---------- Task inputs ----------

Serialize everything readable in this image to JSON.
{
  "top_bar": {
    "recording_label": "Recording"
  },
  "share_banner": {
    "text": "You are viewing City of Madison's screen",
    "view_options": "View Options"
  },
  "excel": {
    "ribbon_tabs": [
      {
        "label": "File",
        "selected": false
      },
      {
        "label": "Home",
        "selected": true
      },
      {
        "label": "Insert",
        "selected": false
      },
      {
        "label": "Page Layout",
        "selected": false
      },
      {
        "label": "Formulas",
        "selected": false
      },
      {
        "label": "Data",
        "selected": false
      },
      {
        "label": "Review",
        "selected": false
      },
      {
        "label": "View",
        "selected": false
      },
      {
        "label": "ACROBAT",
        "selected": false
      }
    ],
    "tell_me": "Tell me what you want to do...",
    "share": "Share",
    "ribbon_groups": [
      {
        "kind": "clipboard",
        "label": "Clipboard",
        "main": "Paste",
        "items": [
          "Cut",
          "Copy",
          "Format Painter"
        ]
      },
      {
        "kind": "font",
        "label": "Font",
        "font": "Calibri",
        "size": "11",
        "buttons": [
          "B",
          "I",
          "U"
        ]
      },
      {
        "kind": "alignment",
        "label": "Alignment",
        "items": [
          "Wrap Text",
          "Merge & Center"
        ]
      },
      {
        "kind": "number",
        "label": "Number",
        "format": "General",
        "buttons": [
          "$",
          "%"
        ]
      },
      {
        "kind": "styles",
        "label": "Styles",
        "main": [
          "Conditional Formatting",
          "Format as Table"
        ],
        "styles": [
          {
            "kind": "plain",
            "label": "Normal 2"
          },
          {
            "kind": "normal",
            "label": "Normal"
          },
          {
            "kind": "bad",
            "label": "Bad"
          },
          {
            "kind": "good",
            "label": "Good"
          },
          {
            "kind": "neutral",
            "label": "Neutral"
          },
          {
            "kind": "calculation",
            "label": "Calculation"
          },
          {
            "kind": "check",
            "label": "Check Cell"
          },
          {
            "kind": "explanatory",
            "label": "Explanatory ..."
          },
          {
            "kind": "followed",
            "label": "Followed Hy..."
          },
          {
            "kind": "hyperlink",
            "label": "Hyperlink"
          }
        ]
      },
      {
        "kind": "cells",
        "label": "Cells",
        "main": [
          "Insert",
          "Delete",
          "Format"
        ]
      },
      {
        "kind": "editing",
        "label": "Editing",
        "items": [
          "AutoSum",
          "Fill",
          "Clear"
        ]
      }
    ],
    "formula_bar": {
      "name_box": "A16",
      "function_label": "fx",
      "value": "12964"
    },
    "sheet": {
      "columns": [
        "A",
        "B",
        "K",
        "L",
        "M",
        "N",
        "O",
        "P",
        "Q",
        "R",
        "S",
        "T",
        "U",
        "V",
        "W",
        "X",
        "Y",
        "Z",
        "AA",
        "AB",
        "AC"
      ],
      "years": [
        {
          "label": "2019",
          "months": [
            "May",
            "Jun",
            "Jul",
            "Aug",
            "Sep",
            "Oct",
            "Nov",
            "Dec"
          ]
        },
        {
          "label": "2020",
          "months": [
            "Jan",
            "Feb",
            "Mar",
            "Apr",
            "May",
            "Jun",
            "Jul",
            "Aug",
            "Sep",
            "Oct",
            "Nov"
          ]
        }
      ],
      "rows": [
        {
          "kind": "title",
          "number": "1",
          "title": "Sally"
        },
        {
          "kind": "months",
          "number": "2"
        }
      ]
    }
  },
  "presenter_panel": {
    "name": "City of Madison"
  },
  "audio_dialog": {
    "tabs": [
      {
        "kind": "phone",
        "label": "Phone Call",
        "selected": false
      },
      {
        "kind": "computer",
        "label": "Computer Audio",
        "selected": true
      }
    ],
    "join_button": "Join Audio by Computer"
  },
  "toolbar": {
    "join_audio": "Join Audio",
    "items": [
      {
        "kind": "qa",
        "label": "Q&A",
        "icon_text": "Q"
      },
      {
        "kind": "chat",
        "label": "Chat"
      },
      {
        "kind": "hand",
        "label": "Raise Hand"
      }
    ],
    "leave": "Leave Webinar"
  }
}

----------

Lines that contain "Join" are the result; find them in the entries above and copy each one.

### [Written answer]
    "join_button": "Join Audio by Computer"
    "join_audio": "Join Audio",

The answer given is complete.